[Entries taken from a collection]
::::::::
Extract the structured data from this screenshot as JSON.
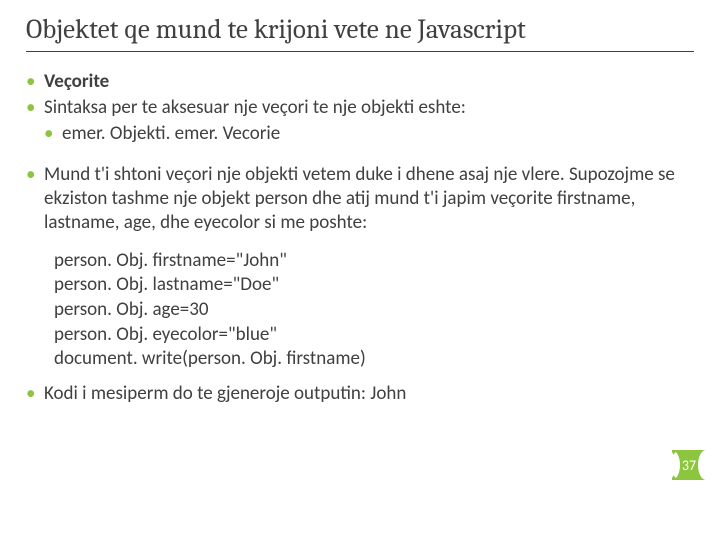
{
  "title": "Objektet qe mund te krijoni vete ne Javascript",
  "bullets": {
    "b1": "Veçorite",
    "b2": "Sintaksa per te aksesuar nje veçori te nje objekti eshte:",
    "b2_1": "emer. Objekti. emer. Vecorie",
    "b3": "Mund t'i shtoni veçori nje objekti vetem duke i dhene asaj nje vlere. Supozojme se ekziston tashme nje objekt person dhe atij mund t'i japim veçorite firstname, lastname, age, dhe eyecolor si me poshte:",
    "b4": "Kodi i mesiperm do te gjeneroje outputin: John"
  },
  "code": {
    "l1": "person. Obj. firstname=\"John\"",
    "l2": "person. Obj. lastname=\"Doe\"",
    "l3": "person. Obj. age=30",
    "l4": "person. Obj. eyecolor=\"blue\"",
    "l5": "document. write(person. Obj. firstname)"
  },
  "page_number": "37"
}
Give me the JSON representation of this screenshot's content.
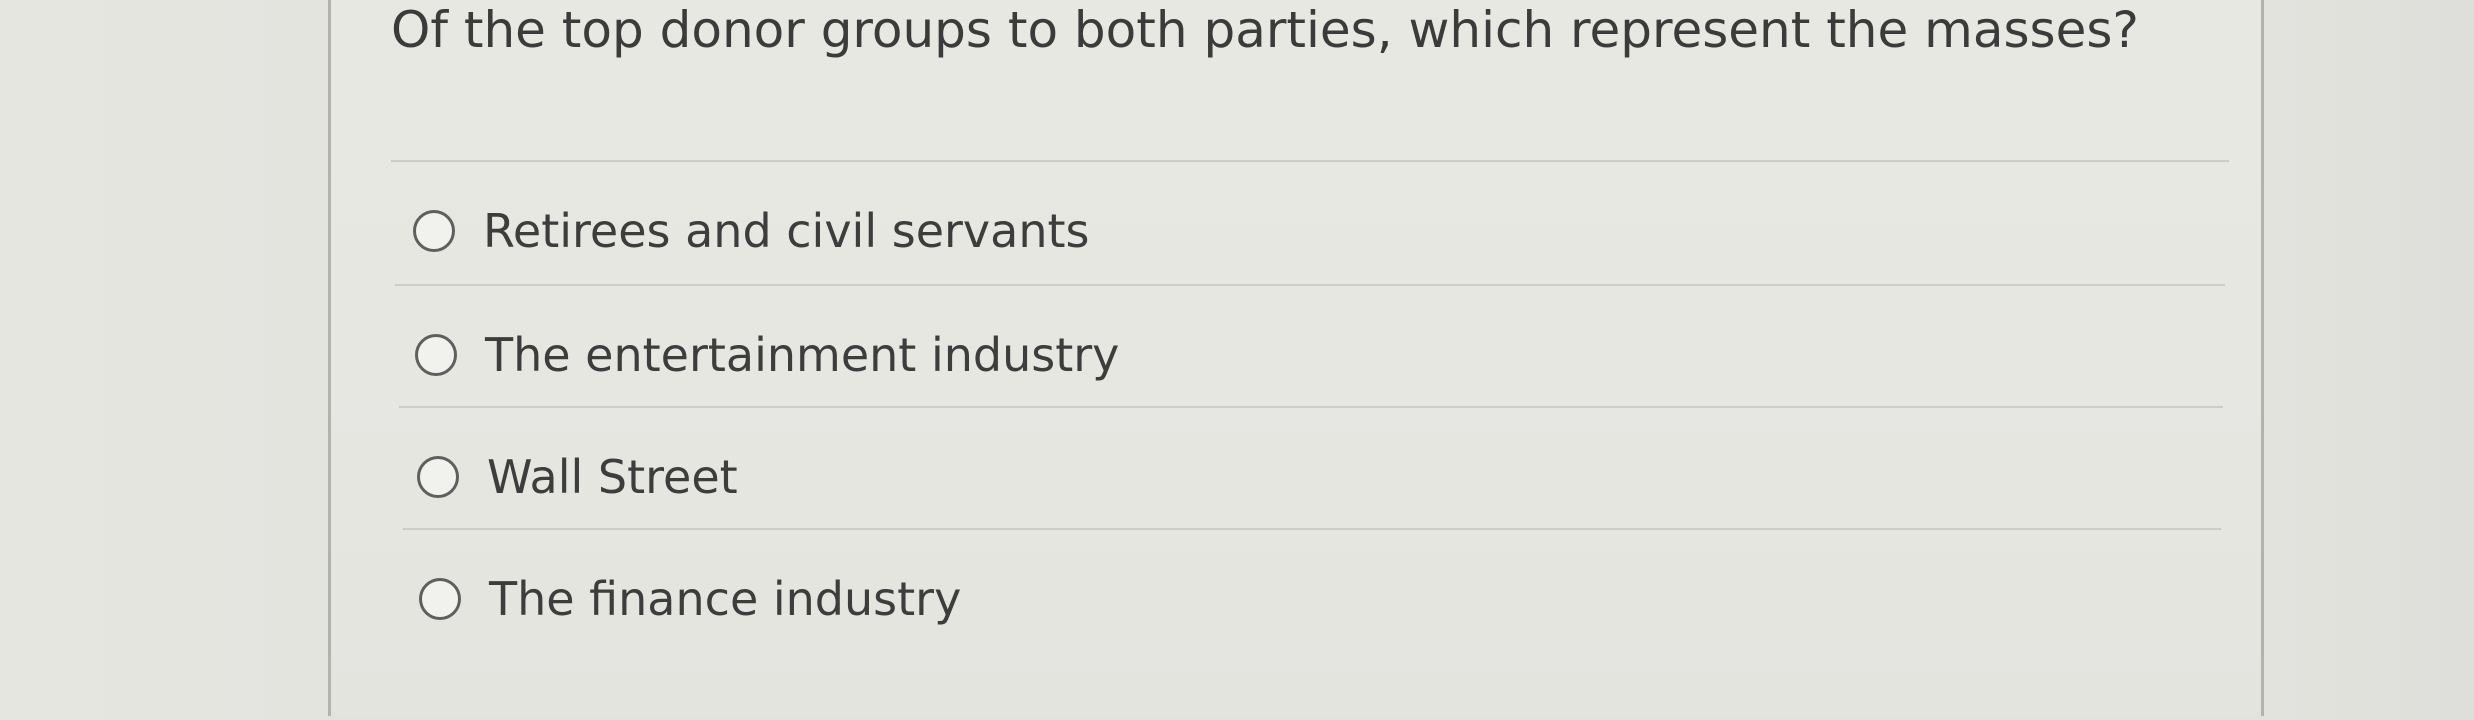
{
  "question": {
    "text": "Of the top donor groups to both parties, which represent the masses?"
  },
  "options": [
    {
      "label": "Retirees and civil servants",
      "selected": false
    },
    {
      "label": "The entertainment industry",
      "selected": false
    },
    {
      "label": "Wall Street",
      "selected": false
    },
    {
      "label": "The finance industry",
      "selected": false
    }
  ],
  "colors": {
    "background": "#e3e3de",
    "panel": "#e7e7e2",
    "text": "#3b3b3b",
    "radio_border": "#5f5f5f",
    "divider": "#cdcdc8"
  }
}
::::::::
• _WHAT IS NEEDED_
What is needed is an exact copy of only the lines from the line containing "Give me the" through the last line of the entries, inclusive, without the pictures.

• _TASK RESULT_
Give me the JSON representation of this screenshot's content.
{
  "question": {
    "text": "Of the top donor groups to both parties, which represent the masses?"
  },
  "options": [
    {
      "label": "Retirees and civil servants",
      "selected": false
    },
    {
      "label": "The entertainment industry",
      "selected": false
    },
    {
      "label": "Wall Street",
      "selected": false
    },
    {
      "label": "The finance industry",
      "selected": false
    }
  ],
  "colors": {
    "background": "#e3e3de",
    "panel": "#e7e7e2",
    "text": "#3b3b3b",
    "radio_border": "#5f5f5f",
    "divider": "#cdcdc8"
  }
}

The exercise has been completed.